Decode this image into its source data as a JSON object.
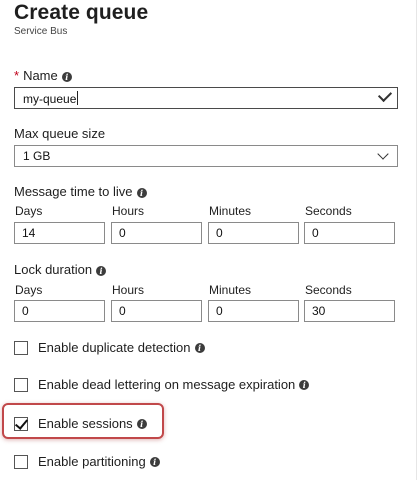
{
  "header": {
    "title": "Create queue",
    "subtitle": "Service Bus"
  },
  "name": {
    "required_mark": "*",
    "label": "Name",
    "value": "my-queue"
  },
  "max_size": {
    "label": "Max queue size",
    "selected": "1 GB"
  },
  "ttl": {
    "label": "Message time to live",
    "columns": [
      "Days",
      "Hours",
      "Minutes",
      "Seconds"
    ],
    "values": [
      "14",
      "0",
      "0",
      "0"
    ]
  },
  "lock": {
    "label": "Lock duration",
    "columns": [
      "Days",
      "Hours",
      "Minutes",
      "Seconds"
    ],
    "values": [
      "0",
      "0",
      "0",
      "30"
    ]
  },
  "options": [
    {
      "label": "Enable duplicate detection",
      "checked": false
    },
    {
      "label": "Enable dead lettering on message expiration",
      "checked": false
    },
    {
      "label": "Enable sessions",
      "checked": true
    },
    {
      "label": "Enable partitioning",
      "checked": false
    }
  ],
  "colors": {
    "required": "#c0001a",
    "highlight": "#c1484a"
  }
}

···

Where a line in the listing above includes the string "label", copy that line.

    "label": "Name",
    "label": "Max queue size",
    "label": "Message time to live",
    "label": "Lock duration",
      "label": "Enable duplicate detection",
      "label": "Enable dead lettering on message expiration",
      "label": "Enable sessions",
      "label": "Enable partitioning",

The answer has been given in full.